Next year I won't plant another hyacinth bean on the arbor. Still, if I keep it pruned, one would look nice growing up the tall post supporting a bird house located by the driveway, so I will save a few seeds.I found a perfect rosebud, hidden beneath the hyacinth bean vine.


the good snake

A  garden needs a snake. Every year I lose plants, usually because of the heat stress of summer or some fungus or viral attack. This year an anonymous underground villain decimated one of the four planting areas in the lady garden and was making a run on the other three when at last the damage stopped.

I counted the dead the other day: four hostas, three nandina, two Persian shield plants, and - the greatest loss of all - a weeping Japanese maple tree given to me by my mother. The tree was a slow grower which had finally made it to about three feet. Each of these plants was in perfect health until death came quickly in the night. Every time, I found the top of the plant lying wilted on the ground, cleanly decapitated from its roots.

I suspect some earth-dwelling rodent, but I'll never know. The plant destruction has stopped for now. My neighbor Betty phoned me one day to report a five foot black snake in her yard. 

"That's probably a garter snake," I told her. "Let it alone. It's not poisonous, and it eats rats and voles." 
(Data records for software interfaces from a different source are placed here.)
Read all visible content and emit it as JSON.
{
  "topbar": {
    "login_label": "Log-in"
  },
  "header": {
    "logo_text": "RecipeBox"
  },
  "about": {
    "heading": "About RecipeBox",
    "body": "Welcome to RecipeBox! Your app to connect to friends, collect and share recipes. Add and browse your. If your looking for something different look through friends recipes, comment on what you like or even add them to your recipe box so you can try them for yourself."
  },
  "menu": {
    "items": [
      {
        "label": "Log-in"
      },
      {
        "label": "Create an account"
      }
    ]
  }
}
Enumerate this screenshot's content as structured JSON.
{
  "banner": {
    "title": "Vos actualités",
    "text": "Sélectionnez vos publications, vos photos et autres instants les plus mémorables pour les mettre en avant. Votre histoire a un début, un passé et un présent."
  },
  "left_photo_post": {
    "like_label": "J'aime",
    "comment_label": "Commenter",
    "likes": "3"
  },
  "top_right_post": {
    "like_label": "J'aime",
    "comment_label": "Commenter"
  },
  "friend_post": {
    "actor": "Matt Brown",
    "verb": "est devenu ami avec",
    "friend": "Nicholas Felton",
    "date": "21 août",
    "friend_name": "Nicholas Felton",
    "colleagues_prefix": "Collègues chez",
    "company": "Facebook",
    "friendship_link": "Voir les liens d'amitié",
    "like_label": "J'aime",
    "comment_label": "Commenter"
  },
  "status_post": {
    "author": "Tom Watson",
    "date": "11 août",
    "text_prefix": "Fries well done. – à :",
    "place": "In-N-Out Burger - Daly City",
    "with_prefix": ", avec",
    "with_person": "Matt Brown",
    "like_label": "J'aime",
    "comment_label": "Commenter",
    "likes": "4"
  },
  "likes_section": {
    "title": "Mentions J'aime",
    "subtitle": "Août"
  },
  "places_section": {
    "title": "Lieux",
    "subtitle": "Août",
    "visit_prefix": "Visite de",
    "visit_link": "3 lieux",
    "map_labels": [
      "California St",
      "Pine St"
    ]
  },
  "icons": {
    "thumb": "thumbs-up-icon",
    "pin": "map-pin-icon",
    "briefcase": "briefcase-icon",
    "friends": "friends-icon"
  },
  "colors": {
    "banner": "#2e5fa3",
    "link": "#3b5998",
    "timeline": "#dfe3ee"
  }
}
I'm thinking Betty's snake slithered into the lady garden and ate the varmint that was killing my plants. It is a reminder that there is a purpose for every creature on earth.This close-up is of the leaves of a Frances Williams hosta, like the ones destroyed in the lady garden. I haven't decided if I will replant hostas or try something different.